Provided data below:
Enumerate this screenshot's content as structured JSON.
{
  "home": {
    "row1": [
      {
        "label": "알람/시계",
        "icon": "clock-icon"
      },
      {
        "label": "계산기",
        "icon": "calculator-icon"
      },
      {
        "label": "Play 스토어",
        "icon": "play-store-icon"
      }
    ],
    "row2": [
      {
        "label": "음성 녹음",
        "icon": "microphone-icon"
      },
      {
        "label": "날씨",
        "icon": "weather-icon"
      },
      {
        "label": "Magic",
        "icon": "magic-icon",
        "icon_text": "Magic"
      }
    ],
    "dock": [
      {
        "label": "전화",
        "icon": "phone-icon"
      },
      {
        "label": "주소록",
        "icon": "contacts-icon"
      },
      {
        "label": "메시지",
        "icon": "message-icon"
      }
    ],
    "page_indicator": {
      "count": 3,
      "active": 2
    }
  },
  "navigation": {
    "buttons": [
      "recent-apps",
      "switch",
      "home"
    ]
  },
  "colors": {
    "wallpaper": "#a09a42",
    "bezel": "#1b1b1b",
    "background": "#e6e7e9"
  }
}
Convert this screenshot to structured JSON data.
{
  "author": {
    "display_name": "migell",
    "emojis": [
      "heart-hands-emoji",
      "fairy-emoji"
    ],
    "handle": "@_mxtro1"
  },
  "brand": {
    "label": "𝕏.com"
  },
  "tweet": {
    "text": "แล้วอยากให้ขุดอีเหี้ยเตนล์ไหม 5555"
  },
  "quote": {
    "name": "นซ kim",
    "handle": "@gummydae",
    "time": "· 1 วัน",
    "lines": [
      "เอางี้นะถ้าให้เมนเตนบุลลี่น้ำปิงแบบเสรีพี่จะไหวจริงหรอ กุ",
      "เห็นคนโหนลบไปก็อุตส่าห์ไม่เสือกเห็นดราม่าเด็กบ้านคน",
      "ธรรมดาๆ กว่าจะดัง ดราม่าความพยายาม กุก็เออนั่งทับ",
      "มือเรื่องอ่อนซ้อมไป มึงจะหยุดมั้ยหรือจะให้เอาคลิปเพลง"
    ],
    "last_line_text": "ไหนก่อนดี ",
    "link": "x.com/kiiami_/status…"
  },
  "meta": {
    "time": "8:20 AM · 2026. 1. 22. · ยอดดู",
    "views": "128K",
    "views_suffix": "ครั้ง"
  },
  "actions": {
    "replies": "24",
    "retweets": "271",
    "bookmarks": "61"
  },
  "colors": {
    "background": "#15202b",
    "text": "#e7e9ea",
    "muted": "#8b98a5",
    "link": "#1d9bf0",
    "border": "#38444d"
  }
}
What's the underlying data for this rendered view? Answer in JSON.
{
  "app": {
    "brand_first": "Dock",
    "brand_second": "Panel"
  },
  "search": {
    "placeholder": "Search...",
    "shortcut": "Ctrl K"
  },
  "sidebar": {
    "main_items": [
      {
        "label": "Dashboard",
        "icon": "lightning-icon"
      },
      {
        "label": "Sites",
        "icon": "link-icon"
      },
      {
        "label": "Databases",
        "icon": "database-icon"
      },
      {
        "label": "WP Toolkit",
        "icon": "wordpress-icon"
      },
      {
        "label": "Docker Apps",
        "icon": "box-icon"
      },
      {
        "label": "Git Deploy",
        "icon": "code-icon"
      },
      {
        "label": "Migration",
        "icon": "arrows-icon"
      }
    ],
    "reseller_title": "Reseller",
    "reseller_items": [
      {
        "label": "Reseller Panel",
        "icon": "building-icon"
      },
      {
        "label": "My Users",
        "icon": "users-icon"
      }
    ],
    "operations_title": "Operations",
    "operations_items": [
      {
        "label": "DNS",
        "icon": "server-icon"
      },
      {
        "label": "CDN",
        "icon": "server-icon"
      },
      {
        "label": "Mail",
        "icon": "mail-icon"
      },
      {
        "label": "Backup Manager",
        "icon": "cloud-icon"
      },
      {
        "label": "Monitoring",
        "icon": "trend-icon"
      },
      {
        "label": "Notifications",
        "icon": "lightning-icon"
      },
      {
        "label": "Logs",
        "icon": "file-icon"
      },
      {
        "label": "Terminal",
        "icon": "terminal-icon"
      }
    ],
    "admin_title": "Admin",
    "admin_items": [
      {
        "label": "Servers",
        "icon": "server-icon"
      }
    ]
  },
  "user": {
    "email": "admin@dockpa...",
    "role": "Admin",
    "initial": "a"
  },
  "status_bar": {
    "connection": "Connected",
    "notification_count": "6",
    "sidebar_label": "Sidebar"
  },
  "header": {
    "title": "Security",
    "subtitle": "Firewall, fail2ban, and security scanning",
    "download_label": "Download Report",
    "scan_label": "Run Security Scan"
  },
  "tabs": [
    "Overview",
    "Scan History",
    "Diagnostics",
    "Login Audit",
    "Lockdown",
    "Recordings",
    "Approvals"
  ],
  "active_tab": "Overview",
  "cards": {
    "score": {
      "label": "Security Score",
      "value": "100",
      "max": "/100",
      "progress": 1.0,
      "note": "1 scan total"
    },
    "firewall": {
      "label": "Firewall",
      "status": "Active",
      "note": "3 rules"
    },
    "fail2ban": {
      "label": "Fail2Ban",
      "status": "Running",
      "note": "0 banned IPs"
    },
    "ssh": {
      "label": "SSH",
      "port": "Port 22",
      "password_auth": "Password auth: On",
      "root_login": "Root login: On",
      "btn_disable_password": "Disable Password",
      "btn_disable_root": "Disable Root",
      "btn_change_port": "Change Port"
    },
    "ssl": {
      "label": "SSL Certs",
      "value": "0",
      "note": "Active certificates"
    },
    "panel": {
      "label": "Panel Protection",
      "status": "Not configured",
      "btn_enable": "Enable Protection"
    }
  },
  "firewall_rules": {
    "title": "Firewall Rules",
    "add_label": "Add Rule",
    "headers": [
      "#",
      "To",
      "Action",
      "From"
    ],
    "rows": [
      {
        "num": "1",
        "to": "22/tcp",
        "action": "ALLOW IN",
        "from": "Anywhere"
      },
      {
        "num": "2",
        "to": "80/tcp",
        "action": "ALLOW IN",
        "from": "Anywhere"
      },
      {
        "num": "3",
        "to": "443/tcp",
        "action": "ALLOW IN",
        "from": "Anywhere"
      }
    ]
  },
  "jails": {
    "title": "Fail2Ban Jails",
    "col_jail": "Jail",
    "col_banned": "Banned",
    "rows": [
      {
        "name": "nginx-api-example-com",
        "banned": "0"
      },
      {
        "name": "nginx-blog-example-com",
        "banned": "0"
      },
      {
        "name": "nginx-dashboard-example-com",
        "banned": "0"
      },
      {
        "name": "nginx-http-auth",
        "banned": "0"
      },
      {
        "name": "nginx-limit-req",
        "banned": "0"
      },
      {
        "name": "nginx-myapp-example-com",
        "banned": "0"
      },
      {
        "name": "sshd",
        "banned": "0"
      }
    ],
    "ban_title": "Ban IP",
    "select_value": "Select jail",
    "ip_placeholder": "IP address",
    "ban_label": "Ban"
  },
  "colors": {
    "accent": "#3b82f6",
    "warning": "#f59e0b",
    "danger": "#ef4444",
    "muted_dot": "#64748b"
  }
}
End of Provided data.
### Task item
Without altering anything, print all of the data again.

### Solved exercise
Enumerate this screenshot's content as structured JSON.
{
  "home": {
    "row1": [
      {
        "label": "알람/시계",
        "icon": "clock-icon"
      },
      {
        "label": "계산기",
        "icon": "calculator-icon"
      },
      {
        "label": "Play 스토어",
        "icon": "play-store-icon"
      }
    ],
    "row2": [
      {
        "label": "음성 녹음",
        "icon": "microphone-icon"
      },
      {
        "label": "날씨",
        "icon": "weather-icon"
      },
      {
        "label": "Magic",
        "icon": "magic-icon",
        "icon_text": "Magic"
      }
    ],
    "dock": [
      {
        "label": "전화",
        "icon": "phone-icon"
      },
      {
        "label": "주소록",
        "icon": "contacts-icon"
      },
      {
        "label": "메시지",
        "icon": "message-icon"
      }
    ],
    "page_indicator": {
      "count": 3,
      "active": 2
    }
  },
  "navigation": {
    "buttons": [
      "recent-apps",
      "switch",
      "home"
    ]
  },
  "colors": {
    "wallpaper": "#a09a42",
    "bezel": "#1b1b1b",
    "background": "#e6e7e9"
  }
}
Convert this screenshot to structured JSON data.
{
  "author": {
    "display_name": "migell",
    "emojis": [
      "heart-hands-emoji",
      "fairy-emoji"
    ],
    "handle": "@_mxtro1"
  },
  "brand": {
    "label": "𝕏.com"
  },
  "tweet": {
    "text": "แล้วอยากให้ขุดอีเหี้ยเตนล์ไหม 5555"
  },
  "quote": {
    "name": "นซ kim",
    "handle": "@gummydae",
    "time": "· 1 วัน",
    "lines": [
      "เอางี้นะถ้าให้เมนเตนบุลลี่น้ำปิงแบบเสรีพี่จะไหวจริงหรอ กุ",
      "เห็นคนโหนลบไปก็อุตส่าห์ไม่เสือกเห็นดราม่าเด็กบ้านคน",
      "ธรรมดาๆ กว่าจะดัง ดราม่าความพยายาม กุก็เออนั่งทับ",
      "มือเรื่องอ่อนซ้อมไป มึงจะหยุดมั้ยหรือจะให้เอาคลิปเพลง"
    ],
    "last_line_text": "ไหนก่อนดี ",
    "link": "x.com/kiiami_/status…"
  },
  "meta": {
    "time": "8:20 AM · 2026. 1. 22. · ยอดดู",
    "views": "128K",
    "views_suffix": "ครั้ง"
  },
  "actions": {
    "replies": "24",
    "retweets": "271",
    "bookmarks": "61"
  },
  "colors": {
    "background": "#15202b",
    "text": "#e7e9ea",
    "muted": "#8b98a5",
    "link": "#1d9bf0",
    "border": "#38444d"
  }
}
What's the underlying data for this rendered view? Answer in JSON.
{
  "app": {
    "brand_first": "Dock",
    "brand_second": "Panel"
  },
  "search": {
    "placeholder": "Search...",
    "shortcut": "Ctrl K"
  },
  "sidebar": {
    "main_items": [
      {
        "label": "Dashboard",
        "icon": "lightning-icon"
      },
      {
        "label": "Sites",
        "icon": "link-icon"
      },
      {
        "label": "Databases",
        "icon": "database-icon"
      },
      {
        "label": "WP Toolkit",
        "icon": "wordpress-icon"
      },
      {
        "label": "Docker Apps",
        "icon": "box-icon"
      },
      {
        "label": "Git Deploy",
        "icon": "code-icon"
      },
      {
        "label": "Migration",
        "icon": "arrows-icon"
      }
    ],
    "reseller_title": "Reseller",
    "reseller_items": [
      {
        "label": "Reseller Panel",
        "icon": "building-icon"
      },
      {
        "label": "My Users",
        "icon": "users-icon"
      }
    ],
    "operations_title": "Operations",
    "operations_items": [
      {
        "label": "DNS",
        "icon": "server-icon"
      },
      {
        "label": "CDN",
        "icon": "server-icon"
      },
      {
        "label": "Mail",
        "icon": "mail-icon"
      },
      {
        "label": "Backup Manager",
        "icon": "cloud-icon"
      },
      {
        "label": "Monitoring",
        "icon": "trend-icon"
      },
      {
        "label": "Notifications",
        "icon": "lightning-icon"
      },
      {
        "label": "Logs",
        "icon": "file-icon"
      },
      {
        "label": "Terminal",
        "icon": "terminal-icon"
      }
    ],
    "admin_title": "Admin",
    "admin_items": [
      {
        "label": "Servers",
        "icon": "server-icon"
      }
    ]
  },
  "user": {
    "email": "admin@dockpa...",
    "role": "Admin",
    "initial": "a"
  },
  "status_bar": {
    "connection": "Connected",
    "notification_count": "6",
    "sidebar_label": "Sidebar"
  },
  "header": {
    "title": "Security",
    "subtitle": "Firewall, fail2ban, and security scanning",
    "download_label": "Download Report",
    "scan_label": "Run Security Scan"
  },
  "tabs": [
    "Overview",
    "Scan History",
    "Diagnostics",
    "Login Audit",
    "Lockdown",
    "Recordings",
    "Approvals"
  ],
  "active_tab": "Overview",
  "cards": {
    "score": {
      "label": "Security Score",
      "value": "100",
      "max": "/100",
      "progress": 1.0,
      "note": "1 scan total"
    },
    "firewall": {
      "label": "Firewall",
      "status": "Active",
      "note": "3 rules"
    },
    "fail2ban": {
      "label": "Fail2Ban",
      "status": "Running",
      "note": "0 banned IPs"
    },
    "ssh": {
      "label": "SSH",
      "port": "Port 22",
      "password_auth": "Password auth: On",
      "root_login": "Root login: On",
      "btn_disable_password": "Disable Password",
      "btn_disable_root": "Disable Root",
      "btn_change_port": "Change Port"
    },
    "ssl": {
      "label": "SSL Certs",
      "value": "0",
      "note": "Active certificates"
    },
    "panel": {
      "label": "Panel Protection",
      "status": "Not configured",
      "btn_enable": "Enable Protection"
    }
  },
  "firewall_rules": {
    "title": "Firewall Rules",
    "add_label": "Add Rule",
    "headers": [
      "#",
      "To",
      "Action",
      "From"
    ],
    "rows": [
      {
        "num": "1",
        "to": "22/tcp",
        "action": "ALLOW IN",
        "from": "Anywhere"
      },
      {
        "num": "2",
        "to": "80/tcp",
        "action": "ALLOW IN",
        "from": "Anywhere"
      },
      {
        "num": "3",
        "to": "443/tcp",
        "action": "ALLOW IN",
        "from": "Anywhere"
      }
    ]
  },
  "jails": {
    "title": "Fail2Ban Jails",
    "col_jail": "Jail",
    "col_banned": "Banned",
    "rows": [
      {
        "name": "nginx-api-example-com",
        "banned": "0"
      },
      {
        "name": "nginx-blog-example-com",
        "banned": "0"
      },
      {
        "name": "nginx-dashboard-example-com",
        "banned": "0"
      },
      {
        "name": "nginx-http-auth",
        "banned": "0"
      },
      {
        "name": "nginx-limit-req",
        "banned": "0"
      },
      {
        "name": "nginx-myapp-example-com",
        "banned": "0"
      },
      {
        "name": "sshd",
        "banned": "0"
      }
    ],
    "ban_title": "Ban IP",
    "select_value": "Select jail",
    "ip_placeholder": "IP address",
    "ban_label": "Ban"
  },
  "colors": {
    "accent": "#3b82f6",
    "warning": "#f59e0b",
    "danger": "#ef4444",
    "muted_dot": "#64748b"
  }
}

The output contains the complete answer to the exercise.